By David Sillito
BBC News arts correspondent
There were two wives, a rock star and what seemed the entire population of Modena. The funeral of Luciano Pavarotti reflected his life, his music, and his celebrity status, but this was far more than just a farewell to a great singer.
Pavarotti, 71, died on Thursday after a long battle with cancer
The original plan was for a quiet family funeral. In the end it turned in to a state occasion.
Italy was not just saying goodbye to an opera star but a man who had become a symbol of the country.
Before the casket was closed, the giant figure of Pavarotti looked much smaller in the coffin, a reflection perhaps of the months of illness, but the bold features of his face, beard and eyebrows were clear to see.
This face has become a global icon of Italy's national art form, opera, but it has also come to represent much of what Italians value in their country.
His warm personality, his love of pasta and his image as the poor son of a baker whose voice became his fortune was a potent mix and turned him in to an international brand.
The Italian newspapers are already discussing if there's anyone else who can represent Italy in such a positive way.

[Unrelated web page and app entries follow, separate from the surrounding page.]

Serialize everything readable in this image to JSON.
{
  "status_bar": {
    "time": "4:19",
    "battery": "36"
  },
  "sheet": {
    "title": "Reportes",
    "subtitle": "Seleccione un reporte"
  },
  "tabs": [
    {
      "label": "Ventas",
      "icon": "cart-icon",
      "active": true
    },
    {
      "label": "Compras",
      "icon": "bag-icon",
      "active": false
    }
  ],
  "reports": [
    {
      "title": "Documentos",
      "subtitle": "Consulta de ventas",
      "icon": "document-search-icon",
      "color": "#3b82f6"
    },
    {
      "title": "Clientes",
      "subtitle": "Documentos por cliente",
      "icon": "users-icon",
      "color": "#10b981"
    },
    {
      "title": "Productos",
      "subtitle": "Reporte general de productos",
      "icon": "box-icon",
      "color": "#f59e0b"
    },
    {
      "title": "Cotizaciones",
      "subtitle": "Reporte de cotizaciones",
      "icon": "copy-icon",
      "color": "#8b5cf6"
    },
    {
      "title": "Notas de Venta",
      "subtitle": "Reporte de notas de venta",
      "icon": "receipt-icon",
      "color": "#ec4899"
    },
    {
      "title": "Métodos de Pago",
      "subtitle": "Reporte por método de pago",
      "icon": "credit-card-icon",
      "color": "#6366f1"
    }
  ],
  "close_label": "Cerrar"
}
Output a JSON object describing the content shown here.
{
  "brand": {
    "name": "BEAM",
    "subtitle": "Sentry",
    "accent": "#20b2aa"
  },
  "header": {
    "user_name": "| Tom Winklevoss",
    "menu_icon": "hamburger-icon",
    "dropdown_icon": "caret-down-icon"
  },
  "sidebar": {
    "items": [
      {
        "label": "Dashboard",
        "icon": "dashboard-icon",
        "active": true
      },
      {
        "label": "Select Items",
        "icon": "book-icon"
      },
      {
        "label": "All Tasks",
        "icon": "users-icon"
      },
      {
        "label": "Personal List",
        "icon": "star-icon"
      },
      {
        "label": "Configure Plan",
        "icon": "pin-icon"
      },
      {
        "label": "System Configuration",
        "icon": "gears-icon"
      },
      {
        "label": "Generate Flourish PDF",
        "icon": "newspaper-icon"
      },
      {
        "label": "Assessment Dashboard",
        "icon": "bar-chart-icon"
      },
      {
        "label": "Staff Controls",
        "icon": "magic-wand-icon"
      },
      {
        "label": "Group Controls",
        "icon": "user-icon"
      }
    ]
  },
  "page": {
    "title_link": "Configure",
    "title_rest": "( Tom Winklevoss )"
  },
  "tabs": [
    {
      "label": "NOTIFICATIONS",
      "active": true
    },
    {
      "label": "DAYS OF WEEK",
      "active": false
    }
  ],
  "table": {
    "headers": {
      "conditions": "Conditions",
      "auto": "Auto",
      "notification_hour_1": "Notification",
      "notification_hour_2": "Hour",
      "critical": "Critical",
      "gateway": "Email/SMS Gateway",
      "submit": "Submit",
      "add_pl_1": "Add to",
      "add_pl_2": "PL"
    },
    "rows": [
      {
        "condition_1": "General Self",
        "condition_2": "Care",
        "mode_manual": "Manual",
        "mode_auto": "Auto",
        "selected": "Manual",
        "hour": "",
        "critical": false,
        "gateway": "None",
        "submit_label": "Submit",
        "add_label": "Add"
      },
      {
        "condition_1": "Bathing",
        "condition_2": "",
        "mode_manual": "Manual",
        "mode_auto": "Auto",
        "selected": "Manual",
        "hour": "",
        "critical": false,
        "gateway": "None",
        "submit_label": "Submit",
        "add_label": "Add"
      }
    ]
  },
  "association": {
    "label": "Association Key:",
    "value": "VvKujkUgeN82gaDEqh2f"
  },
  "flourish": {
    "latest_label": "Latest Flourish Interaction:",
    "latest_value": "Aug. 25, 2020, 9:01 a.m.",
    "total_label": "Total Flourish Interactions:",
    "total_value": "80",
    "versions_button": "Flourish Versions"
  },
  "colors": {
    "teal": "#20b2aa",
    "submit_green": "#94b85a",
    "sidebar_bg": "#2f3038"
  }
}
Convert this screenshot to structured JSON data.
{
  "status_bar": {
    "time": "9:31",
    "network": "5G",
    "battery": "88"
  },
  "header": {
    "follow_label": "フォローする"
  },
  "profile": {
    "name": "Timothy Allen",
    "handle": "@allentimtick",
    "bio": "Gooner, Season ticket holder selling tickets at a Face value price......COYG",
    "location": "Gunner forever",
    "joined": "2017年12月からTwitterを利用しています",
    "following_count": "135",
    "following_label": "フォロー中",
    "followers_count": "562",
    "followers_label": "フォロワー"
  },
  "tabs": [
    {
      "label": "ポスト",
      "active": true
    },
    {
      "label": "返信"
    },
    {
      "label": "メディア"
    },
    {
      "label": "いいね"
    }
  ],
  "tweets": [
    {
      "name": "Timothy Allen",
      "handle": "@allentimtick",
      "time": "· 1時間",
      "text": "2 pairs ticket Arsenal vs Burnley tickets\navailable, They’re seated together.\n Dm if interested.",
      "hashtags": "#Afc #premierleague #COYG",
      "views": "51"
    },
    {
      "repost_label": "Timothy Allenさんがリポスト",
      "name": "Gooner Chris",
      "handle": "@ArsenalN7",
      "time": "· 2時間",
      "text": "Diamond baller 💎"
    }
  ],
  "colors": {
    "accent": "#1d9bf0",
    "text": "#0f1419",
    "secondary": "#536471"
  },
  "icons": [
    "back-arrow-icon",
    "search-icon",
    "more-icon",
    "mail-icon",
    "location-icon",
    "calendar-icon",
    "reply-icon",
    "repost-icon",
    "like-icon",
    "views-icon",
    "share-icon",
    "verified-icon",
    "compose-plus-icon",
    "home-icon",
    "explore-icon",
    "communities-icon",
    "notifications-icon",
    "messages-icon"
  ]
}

Giorgio Armani? Sophia Loren? Valentino? None seem to capture quite what the maestro of Modena represented.
But there was more to this than just the death of a great man, like any good opera there was emotional conflict.
Nicoletta Mantovani was among the family members present
Sitting on opposite sides of the cathedral were his two wives - Adua Veroni who had stayed with him for more than 30 years and raised his three daughters and helped manage his career.
And facing her Nicoletta Mantovani, his secretary, 34 years his junior and mother to his twins, one of whom Riccardo died at birth.
Indeed it was clear that within the church there was some disquiet about having such a service for a man who had divorced and remarried. Musically there was also criticism of the maestro.
Beyond the grave
His courting of celebrity, his performances with pop stars and the gradual decline of his voice from its peak in the 1960s and 70s were all cause for some critics to wonder if his extraordinary fame outweighed his musical gift.
But the prime of this unique voice, his startling ability to hit a series of top Cs and the warmth and depth of his singing was enough to ensure most forgave him his shortcomings.
Pavarotti's coffin was strewn with his favourite flowers
And then there came a moment straight from the world of opera. A ghost.
The two Pavarottis, Luciano and his father singing the Panis Angelicus together from beyond the grave.
The recording was a reminder that his father too had a fine voice and although poor he helped support his son as he tried to make it as a singer.
And after that the coffin was carried out into the square where the people of Modena had gathered. Among them were friends such as Pietro Adani who had gone to school with Luciano and at one point helped teach him to ski.
"This is a moment of great, great emotion for us," he said.
He described how as a student they would occasionally hear the young Luciano singing but his father tried to stop him, he wanted him to save his voice knowing it could be his fortune.
Fifty years later he is now laid next to his parents and his dead son in the family vault. The maestro of Modena has returned home for the final time.